        // =BUG= the following is almost certainly an error
        return NULL;

The parsing component of this code begins with the requirement that the lexeme be in the start set for blocks, and it ends with the requirement that the lexeme be in the follow set for blocks.

Between these two is the loop looking for block elements. This loop uses the same start set because the start sets of blocks and block elements are the same. The loop body uses one symbol of lookahead to distinguish between declarations and statements, and then it handles the optional semicolon between statements.

The code is only slightly better than a parser. Blocks are given an environment and they use the declarations in that block to add to the environment. Whatever it is that the block builds, however, is not developed, except for the bug notices.

The stub for programs is a bit different. The program parser is responsible for creating the standard environment. So, our framework for parse_program will look something like this:

Program * Program::compile() {

	// =BUG= the above check is redundant, since Block::compile checks this

	// =BUG= must emit standard prologue for object file

	Environment * e = NULL;
	// =BUG= the above should create the standard environment

	Block * b = Block::compile( e );
	// =BUG= do we need to do anything with b or can we discard it?

	// =BUG= must emit standard epilogue for object file


The follow set for programs is, of course, just end of file.

Syntactic Stubs

You could try to write the entire parser and then test it, but that is a very large effort. If you are serious about incremental development, it would be better to lop off large chunks of the parse tree to allow early testing. Consider this stub for statements, assuming that the start set and follow set components are declared:

Statement * Statement::compile( Environment * e ) {


        // =BUG= the following is a stub


        // =BUG= does the enclosing block need anything about this statement?
        return NULL;

This stub version of compile simply advances over the lexeme that introduced the statement.
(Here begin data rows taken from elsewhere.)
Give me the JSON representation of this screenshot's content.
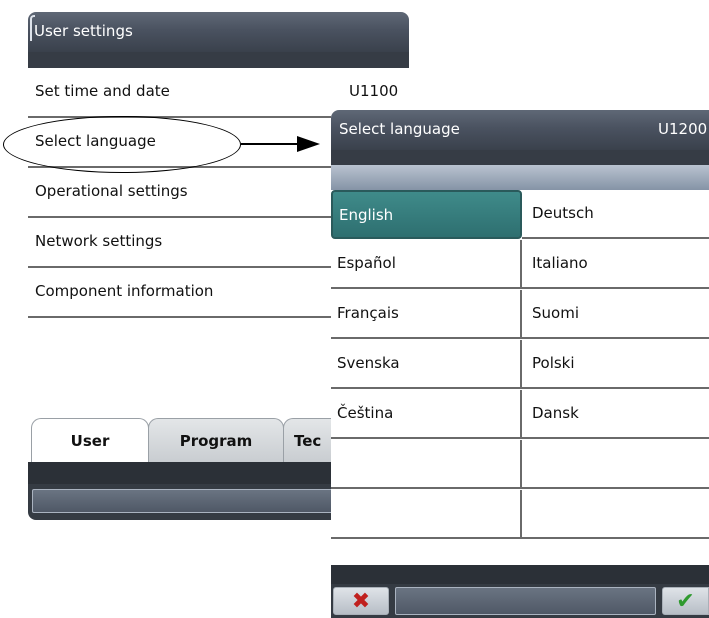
{
  "user_settings": {
    "title": "User settings",
    "menu": [
      {
        "label": "Set time and date",
        "code": "U1100"
      },
      {
        "label": "Select language",
        "code": ""
      },
      {
        "label": "Operational settings",
        "code": ""
      },
      {
        "label": "Network settings",
        "code": ""
      },
      {
        "label": "Component information",
        "code": ""
      }
    ],
    "tabs": [
      {
        "label": "User",
        "active": true
      },
      {
        "label": "Program",
        "active": false
      },
      {
        "label": "Tec",
        "active": false
      }
    ]
  },
  "select_language": {
    "title": "Select language",
    "code": "U1200",
    "languages": [
      {
        "label": "English",
        "selected": true
      },
      {
        "label": "Deutsch",
        "selected": false
      },
      {
        "label": "Español",
        "selected": false
      },
      {
        "label": "Italiano",
        "selected": false
      },
      {
        "label": "Français",
        "selected": false
      },
      {
        "label": "Suomi",
        "selected": false
      },
      {
        "label": "Svenska",
        "selected": false
      },
      {
        "label": "Polski",
        "selected": false
      },
      {
        "label": "Čeština",
        "selected": false
      },
      {
        "label": "Dansk",
        "selected": false
      }
    ],
    "buttons": {
      "cancel_icon": "✖",
      "ok_icon": "✔"
    }
  },
  "colors": {
    "title_bar": "#4a5260",
    "selected_cell": "#3f8b8a",
    "cancel": "#c0201e",
    "ok": "#2f9a2f"
  }
}
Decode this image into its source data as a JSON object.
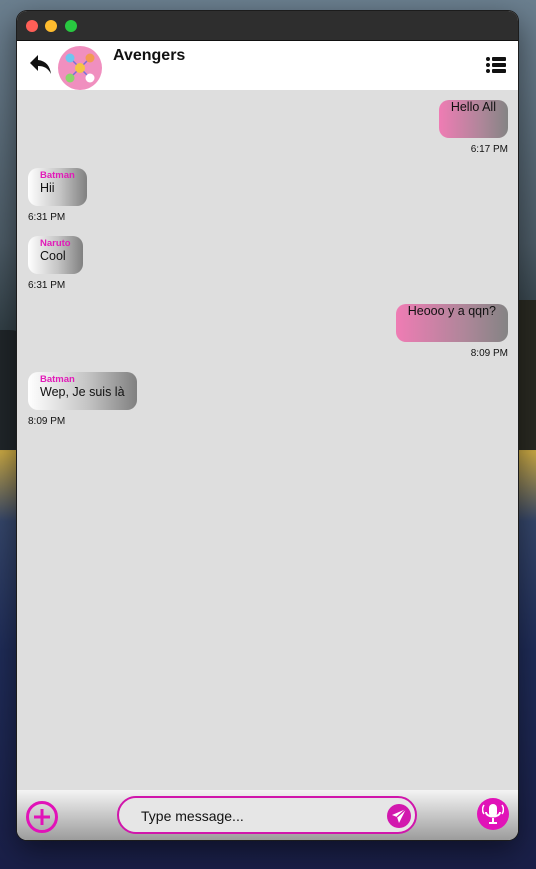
{
  "window": {
    "controls": [
      "close",
      "minimize",
      "maximize"
    ]
  },
  "header": {
    "title": "Avengers",
    "back_icon": "back-arrow-icon",
    "menu_icon": "list-menu-icon",
    "avatar_icon": "group-avatar-icon"
  },
  "messages": [
    {
      "direction": "out",
      "sender": "",
      "text": "Hello All",
      "time": "6:17 PM"
    },
    {
      "direction": "in",
      "sender": "Batman",
      "text": "Hii",
      "time": "6:31 PM"
    },
    {
      "direction": "in",
      "sender": "Naruto",
      "text": "Cool",
      "time": "6:31 PM"
    },
    {
      "direction": "out",
      "sender": "",
      "text": "Heooo y a qqn?",
      "time": "8:09 PM"
    },
    {
      "direction": "in",
      "sender": "Batman",
      "text": "Wep, Je suis là",
      "time": "8:09 PM"
    }
  ],
  "composer": {
    "placeholder": "Type message...",
    "value": "",
    "add_icon": "plus-circle-icon",
    "send_icon": "paper-plane-icon",
    "mic_icon": "microphone-icon"
  },
  "colors": {
    "accent": "#e112b8",
    "sender_name": "#e11bb8",
    "outgoing_bubble": "#ef7cb4",
    "chat_background": "#dedede"
  }
}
This is totally wrong for most statements, but it will correctly handle parameterless subroutine calls, since a call to a parameterless Kestrel subroutine consists of nothing more than the name of that subroutine. A similar stub for declarations might look like this:

// =BUG= shouldn't the following return a Declaration?
Environment * Declaration::compile( Environment * e ) {

        // =BUG= the following is unneeded because caller checks ident:

        // =BUG= the following is a stub
        lex_advance();  // skip the identifier
        lex_advance();  // skip the colon
        lex_advance();  // skip one identifier, the simplest declaration


        // =BUG= does the enclosing block need anything about this statement?
        return NULL;

Our generic pattern for writing a parsing routine has that parsing routine return an object of the class that represents this syntactic category. The first bug notice above complains that Declaration::compile() ought to return an object of class Declaration. Our code for compile block, however, required that it return an environment, and we satisfied this in the stupidist way we could here. If we make class Declaration a subclass of Environment, this might help bring our code back into conformity with the generic pattern, but consistency with this pattern is not that important.

Note the second bug notice above. While our generic pattern for writing a parsing routine begins with a check for membership in the start set and ends with a check for membership in the follow set, this code never needs to check for start set membership because the only place that there is a call to Declaration::compile() is in Block::compile(), and there, it is prefixed with an if statement that checks not only for the start set (an identifier) but also the next lexeme after that (a colon).

With these two stubs in place, our parser should now be able to parse a kestrel program such as this:

x: int;
y: bool;

This is hardly an impressive program, but you should test your code on something like this with several variations. For example, semicolons are optional, and you should create variations that elicit all of the error messages you can. Try something like this, for example:

x: int;